Response: Our green finance solutions cover a wide range of asset classes designed to positively impact the transition to a low-carbon and climate-resilient economy, drawing upon the expertise of various specialist departments across our divisions. Our offering in the area of wealth management, for example, comprises a number of funds focused on sustainability, green bond investments and sustainable real estate as well as products and services in conservation finance. In investment banking, we provide advice for buyside and sellside clients in mergers and acquisitions, project and corporate finance, as well as debt and equity underwriting of public offerings and private placements.
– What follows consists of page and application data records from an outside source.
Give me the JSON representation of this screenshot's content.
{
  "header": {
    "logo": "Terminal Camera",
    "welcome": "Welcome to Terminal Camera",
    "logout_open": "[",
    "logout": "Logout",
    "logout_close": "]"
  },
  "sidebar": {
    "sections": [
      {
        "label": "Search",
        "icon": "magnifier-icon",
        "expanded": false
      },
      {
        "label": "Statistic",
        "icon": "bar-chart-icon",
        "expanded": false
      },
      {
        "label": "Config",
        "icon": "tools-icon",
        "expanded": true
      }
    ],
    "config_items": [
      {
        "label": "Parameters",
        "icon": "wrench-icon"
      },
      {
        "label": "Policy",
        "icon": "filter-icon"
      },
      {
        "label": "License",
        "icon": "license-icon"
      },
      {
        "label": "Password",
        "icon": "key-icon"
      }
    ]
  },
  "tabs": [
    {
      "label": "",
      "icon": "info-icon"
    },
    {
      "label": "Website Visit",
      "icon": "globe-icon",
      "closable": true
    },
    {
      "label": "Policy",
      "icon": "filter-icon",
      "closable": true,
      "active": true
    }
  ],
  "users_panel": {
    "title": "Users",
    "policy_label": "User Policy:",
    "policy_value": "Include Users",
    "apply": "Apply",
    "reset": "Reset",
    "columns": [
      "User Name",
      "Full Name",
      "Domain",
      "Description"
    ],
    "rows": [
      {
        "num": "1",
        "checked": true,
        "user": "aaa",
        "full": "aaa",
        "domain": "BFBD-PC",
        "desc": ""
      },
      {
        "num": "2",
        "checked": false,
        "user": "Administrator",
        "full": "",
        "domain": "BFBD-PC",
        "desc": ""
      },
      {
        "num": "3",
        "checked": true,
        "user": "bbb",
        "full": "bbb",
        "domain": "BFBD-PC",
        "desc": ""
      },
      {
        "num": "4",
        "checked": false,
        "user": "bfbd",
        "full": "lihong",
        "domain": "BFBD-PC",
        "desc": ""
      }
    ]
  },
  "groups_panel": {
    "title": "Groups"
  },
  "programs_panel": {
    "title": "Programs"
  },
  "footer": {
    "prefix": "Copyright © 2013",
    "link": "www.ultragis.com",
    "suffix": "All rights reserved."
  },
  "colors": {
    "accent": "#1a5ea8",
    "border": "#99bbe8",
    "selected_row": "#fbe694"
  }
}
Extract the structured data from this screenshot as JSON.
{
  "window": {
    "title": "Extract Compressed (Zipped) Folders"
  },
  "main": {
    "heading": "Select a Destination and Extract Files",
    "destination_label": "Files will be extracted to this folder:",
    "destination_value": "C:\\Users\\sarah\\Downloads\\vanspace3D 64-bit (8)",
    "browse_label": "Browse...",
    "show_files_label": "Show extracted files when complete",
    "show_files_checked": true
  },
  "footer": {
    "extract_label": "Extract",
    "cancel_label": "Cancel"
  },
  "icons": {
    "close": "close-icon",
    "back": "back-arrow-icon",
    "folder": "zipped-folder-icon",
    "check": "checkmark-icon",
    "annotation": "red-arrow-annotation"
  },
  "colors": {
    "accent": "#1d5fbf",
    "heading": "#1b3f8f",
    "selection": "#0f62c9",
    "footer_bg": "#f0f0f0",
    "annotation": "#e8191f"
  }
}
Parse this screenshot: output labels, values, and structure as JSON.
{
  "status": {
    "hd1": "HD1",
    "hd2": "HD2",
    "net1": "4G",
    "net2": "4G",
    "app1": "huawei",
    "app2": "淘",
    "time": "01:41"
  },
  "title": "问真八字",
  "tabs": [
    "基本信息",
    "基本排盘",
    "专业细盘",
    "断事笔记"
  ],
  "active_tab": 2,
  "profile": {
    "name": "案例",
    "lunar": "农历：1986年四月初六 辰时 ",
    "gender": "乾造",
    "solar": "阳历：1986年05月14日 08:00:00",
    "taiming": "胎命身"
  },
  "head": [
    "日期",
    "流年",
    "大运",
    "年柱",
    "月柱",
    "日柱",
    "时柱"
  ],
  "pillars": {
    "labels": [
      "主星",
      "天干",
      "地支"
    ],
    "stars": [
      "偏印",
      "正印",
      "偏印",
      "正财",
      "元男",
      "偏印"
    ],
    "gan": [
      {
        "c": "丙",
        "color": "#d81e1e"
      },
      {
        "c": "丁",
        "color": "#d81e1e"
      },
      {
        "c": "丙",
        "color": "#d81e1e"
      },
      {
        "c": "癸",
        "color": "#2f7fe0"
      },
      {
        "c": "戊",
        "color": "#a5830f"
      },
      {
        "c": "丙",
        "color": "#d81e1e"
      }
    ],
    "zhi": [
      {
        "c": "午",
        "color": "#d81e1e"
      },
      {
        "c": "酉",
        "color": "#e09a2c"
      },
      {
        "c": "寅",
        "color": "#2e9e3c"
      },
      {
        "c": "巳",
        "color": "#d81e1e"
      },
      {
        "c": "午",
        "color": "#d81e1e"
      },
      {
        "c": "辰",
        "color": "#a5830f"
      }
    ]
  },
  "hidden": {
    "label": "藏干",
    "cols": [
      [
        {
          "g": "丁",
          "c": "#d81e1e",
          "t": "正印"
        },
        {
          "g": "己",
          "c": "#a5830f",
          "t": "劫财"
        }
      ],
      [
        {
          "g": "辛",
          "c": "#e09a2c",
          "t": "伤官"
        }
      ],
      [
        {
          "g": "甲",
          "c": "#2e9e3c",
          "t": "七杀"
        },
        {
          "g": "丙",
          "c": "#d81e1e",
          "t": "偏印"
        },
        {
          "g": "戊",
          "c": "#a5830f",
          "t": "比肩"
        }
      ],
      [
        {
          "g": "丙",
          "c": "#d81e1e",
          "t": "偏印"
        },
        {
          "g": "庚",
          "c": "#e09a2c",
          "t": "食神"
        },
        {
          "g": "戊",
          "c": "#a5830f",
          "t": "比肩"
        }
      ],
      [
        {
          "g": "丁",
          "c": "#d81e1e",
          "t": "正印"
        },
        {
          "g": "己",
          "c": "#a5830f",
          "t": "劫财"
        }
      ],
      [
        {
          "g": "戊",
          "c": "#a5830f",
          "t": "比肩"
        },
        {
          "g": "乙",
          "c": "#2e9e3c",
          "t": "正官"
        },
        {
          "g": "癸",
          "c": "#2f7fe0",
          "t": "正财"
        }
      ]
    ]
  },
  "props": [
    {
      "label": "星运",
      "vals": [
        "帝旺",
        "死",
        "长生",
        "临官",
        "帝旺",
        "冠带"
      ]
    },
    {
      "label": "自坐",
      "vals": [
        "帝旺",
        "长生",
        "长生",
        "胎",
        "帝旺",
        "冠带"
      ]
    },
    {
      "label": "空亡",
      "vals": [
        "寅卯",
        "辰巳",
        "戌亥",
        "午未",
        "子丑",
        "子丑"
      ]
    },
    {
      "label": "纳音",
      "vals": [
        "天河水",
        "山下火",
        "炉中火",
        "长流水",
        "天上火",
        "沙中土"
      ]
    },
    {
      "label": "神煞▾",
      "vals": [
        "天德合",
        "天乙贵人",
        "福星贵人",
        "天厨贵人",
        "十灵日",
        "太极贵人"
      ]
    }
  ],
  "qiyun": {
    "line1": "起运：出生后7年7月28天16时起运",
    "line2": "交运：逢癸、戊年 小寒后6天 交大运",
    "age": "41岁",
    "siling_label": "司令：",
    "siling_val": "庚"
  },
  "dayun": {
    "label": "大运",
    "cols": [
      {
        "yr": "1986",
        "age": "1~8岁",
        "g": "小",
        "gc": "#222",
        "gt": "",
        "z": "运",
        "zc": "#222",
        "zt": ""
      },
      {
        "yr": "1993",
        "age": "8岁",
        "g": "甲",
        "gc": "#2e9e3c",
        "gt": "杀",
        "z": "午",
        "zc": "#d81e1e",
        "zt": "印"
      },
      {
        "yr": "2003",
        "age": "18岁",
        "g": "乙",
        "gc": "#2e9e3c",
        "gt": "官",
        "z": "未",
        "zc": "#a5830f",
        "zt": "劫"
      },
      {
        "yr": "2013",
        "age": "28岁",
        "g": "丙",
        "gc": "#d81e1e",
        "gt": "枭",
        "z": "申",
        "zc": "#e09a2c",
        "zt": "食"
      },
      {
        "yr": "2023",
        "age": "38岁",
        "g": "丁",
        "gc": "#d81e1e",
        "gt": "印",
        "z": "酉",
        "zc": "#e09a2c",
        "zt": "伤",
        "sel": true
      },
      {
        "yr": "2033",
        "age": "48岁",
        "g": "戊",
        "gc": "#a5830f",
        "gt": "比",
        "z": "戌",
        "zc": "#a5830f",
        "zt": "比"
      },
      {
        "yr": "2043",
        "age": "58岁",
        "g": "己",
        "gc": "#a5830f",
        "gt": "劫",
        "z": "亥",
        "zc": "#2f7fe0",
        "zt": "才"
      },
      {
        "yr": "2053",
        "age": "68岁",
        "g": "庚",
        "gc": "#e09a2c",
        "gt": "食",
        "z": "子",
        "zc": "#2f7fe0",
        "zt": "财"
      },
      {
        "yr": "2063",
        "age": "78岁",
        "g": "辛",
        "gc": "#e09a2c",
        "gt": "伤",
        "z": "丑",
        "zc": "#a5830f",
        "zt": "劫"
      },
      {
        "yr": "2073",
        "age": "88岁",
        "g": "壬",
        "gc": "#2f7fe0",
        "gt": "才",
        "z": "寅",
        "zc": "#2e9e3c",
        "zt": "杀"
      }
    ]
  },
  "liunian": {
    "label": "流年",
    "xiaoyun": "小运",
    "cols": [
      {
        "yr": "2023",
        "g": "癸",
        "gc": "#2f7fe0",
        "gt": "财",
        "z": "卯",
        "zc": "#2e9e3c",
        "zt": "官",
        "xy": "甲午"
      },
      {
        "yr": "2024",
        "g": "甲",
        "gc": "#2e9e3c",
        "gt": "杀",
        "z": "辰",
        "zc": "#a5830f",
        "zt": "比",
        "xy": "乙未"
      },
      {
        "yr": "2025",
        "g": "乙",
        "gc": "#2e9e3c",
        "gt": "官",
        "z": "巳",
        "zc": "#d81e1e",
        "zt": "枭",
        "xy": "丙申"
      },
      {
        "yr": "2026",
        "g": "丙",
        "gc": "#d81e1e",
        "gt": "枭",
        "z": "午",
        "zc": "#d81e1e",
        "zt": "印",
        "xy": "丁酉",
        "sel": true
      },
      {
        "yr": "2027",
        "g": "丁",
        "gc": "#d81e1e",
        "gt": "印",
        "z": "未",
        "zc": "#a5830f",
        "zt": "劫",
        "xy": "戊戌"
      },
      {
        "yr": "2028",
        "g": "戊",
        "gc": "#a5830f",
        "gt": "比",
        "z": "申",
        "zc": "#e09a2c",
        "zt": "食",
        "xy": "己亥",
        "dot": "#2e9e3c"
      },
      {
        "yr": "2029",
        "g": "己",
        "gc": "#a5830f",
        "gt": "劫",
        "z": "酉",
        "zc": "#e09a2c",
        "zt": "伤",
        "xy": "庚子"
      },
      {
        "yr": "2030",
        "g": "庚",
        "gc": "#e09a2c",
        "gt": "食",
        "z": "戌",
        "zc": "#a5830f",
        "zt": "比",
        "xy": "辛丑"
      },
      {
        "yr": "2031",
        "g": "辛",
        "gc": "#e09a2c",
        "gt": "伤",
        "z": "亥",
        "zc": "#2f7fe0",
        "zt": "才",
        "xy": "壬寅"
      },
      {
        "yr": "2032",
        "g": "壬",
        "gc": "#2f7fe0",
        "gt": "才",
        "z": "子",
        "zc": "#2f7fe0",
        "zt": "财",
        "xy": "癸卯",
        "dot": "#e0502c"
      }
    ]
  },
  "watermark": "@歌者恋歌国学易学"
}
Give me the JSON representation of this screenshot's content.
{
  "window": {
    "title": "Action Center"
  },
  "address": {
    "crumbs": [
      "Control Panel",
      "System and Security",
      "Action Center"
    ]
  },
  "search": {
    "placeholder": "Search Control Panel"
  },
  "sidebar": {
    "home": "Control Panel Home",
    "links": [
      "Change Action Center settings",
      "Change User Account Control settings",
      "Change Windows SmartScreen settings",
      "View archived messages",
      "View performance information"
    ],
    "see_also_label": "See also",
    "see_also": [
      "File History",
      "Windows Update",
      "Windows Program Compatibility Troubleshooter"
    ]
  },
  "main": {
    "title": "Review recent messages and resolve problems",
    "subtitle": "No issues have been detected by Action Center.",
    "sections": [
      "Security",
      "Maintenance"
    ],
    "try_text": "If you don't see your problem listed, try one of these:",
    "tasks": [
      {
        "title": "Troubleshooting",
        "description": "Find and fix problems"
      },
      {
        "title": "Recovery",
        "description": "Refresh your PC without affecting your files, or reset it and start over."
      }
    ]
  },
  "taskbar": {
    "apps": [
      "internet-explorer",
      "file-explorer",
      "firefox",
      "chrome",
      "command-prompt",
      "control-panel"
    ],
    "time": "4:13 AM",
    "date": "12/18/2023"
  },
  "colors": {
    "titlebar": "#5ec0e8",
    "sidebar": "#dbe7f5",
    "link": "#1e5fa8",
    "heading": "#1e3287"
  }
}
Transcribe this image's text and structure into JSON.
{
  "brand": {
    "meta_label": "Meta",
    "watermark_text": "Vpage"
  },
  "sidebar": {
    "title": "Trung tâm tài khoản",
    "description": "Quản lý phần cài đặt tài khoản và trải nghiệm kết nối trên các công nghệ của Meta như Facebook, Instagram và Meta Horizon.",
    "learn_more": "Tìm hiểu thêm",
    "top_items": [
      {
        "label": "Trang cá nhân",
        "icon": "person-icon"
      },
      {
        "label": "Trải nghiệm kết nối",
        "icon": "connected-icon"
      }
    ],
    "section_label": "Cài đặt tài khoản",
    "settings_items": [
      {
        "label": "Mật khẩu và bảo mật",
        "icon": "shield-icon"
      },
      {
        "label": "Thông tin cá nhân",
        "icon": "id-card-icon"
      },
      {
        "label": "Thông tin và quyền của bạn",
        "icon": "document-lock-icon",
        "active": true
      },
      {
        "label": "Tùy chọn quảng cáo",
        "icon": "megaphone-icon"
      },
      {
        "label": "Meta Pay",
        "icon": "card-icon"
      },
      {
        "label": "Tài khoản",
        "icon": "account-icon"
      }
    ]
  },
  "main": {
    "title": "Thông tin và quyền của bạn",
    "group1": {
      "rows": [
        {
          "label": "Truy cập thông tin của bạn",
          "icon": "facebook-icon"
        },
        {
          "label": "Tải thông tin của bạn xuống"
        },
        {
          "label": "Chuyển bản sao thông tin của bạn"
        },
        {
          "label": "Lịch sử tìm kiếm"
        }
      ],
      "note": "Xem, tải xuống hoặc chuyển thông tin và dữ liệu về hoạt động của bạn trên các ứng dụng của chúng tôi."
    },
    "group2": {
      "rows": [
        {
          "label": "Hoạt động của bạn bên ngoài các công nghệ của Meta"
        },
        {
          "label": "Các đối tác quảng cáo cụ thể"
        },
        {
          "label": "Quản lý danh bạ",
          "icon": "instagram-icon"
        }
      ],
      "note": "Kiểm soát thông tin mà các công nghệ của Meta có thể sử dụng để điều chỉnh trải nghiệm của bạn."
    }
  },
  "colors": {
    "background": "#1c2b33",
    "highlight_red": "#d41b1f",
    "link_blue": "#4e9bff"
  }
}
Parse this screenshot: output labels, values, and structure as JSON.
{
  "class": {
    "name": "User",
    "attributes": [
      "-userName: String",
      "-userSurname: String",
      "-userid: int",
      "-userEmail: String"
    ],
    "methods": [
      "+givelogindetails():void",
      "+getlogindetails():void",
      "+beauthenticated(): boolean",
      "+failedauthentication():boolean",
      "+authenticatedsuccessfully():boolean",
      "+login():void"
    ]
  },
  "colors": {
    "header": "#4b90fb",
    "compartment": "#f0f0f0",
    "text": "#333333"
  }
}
Credit Suisse actively supports clean and renewable energy businesses and, until the end of 2018, had been involved in over 110 transactions in this field with a value of more than USD 94 billion since 2010. Furthermore, we supported clients on a number of green bond issuances in 2018. In our Global Markets division, Credit Suisse’s HOLT team is working on incorporating data on carbon emissions into its equity research platform, with the aim of allowing investors to assess carbon intensity and carbon-adjusted returns in conjunction with operating performance. Furthermore, Credit Suisse Global Real Estate takes account of sustainability criteria in the management and development of the properties within our various real estate products. Finally, Credit Suisse Energy Infrastructure Partners, an investment manager specialized in investments in the European energy sector, focuses on direct investments in the capital-intensive elements of the value chain, such as energy transmission, generation, storage and efficiency.
Challenge: The coming decade is expected to see a wealth transfer of around USD 30 trillion, with millennials set to inherit a large portion of this amount. This next generation of investors has been found to assign greater importance to the alignment of their investment portfolio with their personal values and ESG considerations. How is Credit Suisse addressing this shift of focus?
Response: At Credit Suisse, we want to be close to our current and future clients and fulfill their needs. According to our research, more than 9 in 10 millennials state that social impact is key to their investment decisions. We therefore offer a broad range of products and services that give our clients the option to align their investments with their values. We strive to consistently expand our offering in this space and find ways to strengthen the infrastructure of the market for sustainable and impact investment products and services. As an example of our efforts to create new products and services that aim to help younger investors reach this goal, we partnered with PG Impact Investments in 2018 to launch an offering that aims to improve the lives of underserved individuals by addressing societal challenges while generating financial returns, with a global strategy that focuses on emerging markets in particular. In Asia, our partnership with RobecoSAM saw the launch of the RobecoSAM Smart Mobility Strategy, which focuses on the electric vehicles value chain. Furthermore, we hosted our first impact roundtable on marine conservation and partnered with the One Young World Summit, where young leaders meet to develop solutions to the world's most pressing issues.